Oh, and one final job was to "finish" off the lighthouse. The railing stanchions were re-spaced, and the handrails soldered in place. The whole lot could then be painted with 2 coats of off-white paint. As you can imagine, this was a bloody fiddle job; especially as the stanchions were wobbly plastic! OH, and I also finally got around to adding the windows that I had made ages ago. I've actually fully bedded them in with plaster so they all have proper frames and fit snugly.


So there we have it, whilst I didn't get around to adding any vegetation/trees to disguise the scenic exit, the overally appearance of the layout has been dramatically improved.


Those of you coming to ExpoNG tomorrow; I look forward to seeing you there. Please do introduce yourselves!

Saturday, 19 October 2019

Sandy Shores - Preparing for ExpoNG

What's this? A blog entry?! Yes, I know; surprising, but there is reason for my absence and my subsequent return...

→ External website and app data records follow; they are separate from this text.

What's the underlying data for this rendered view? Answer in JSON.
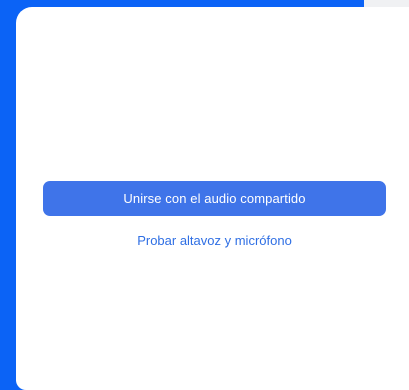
{
  "dialog": {
    "join_audio_label": "Unirse con el audio compartido",
    "test_audio_label": "Probar altavoz y micrófono"
  },
  "colors": {
    "background_blue": "#0b63f6",
    "button_blue": "#3f74e9",
    "link_blue": "#2f6fe4",
    "dialog_white": "#ffffff"
  }
}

Long story short, I've actually been rather busy with various things; two of them model-making related. Firstly, I was invited to write an article about Sandy Shores for the August 2019 edition of BRM. Needless to say this is a very proud achievement of mine! Secondly, I've actually been involved in a commission for the first time. You'll see the fruits of my labour in December...

Anyway, back to today, and the reason for the sudden blog entry is that ExpoNG is only a week away, and I need to fix a few things on Sandy Shores before I take it all the way to Kent! First things first, back at our little exhibition in Woodgreen, one of the point motors developed a fault that prevented it from throwing in one direction. Unfortunately, this is the most crucial point (and furthest from the control panel) so it was absolutely crucial that it was fixed before Swanley/ExpoNG.

As you'll also see in the photo below, the CDU had become somewhat detatched (it's actually dangling behind the panel here), pulling some of the wires out. The power socket also came out at Woodgreen, and some wires also a little bit too loose for my liking. The CDU has constantly fallen off, but rather than glue it, I just tried to hold it in place with sticky pads and the wires! Needless to say, it's about time that it was glued down for good...


Back to the point motor, and confirming that it was still only throwing in one direction, and that the wiring was not to blame, I took it off. I was about to throw it away and replace it with a new one when I realised that one half of one of the coils had actually broken free from the circuit board. Bingo! That explains why it would only throw in one direction.


After a quick soldering job, and half an hour of swearing trying to glue and screw the point motor into place, I'm pleased to say it is now working perfectly again. I suspect that the motor had moved due to the sticky foam pads that it was partially mounted on. Despite also being screwed down, it seems that it had perhaps moved enough that it broke the copper contact. Perhaps after ExpoNG I'll make some new wooden mounting plates so that I can be sure there is a reduced chance of movement.

During the week, I expect to make a few additions to the layout; nothing crazy; perhaps just a bit more vegetation to hide the scenic exit, and maybe some more detailing and wagon loads.

So, those of you near Swanley next weekend, I look forward to seeing you there! I will be operating alone as always, and I will of course be more than willing to answer any questions, or let you loose at the controls. I'll also appreciate any visiting locos and/or rolling stock; which reminds me, there are a few clearance issues for skirted/low slung locomotives which I need to address before the show.

Oh, and if you can't make Swanley, I'll also be exhibiting at Narrow Gauge South in Eastleigh next year!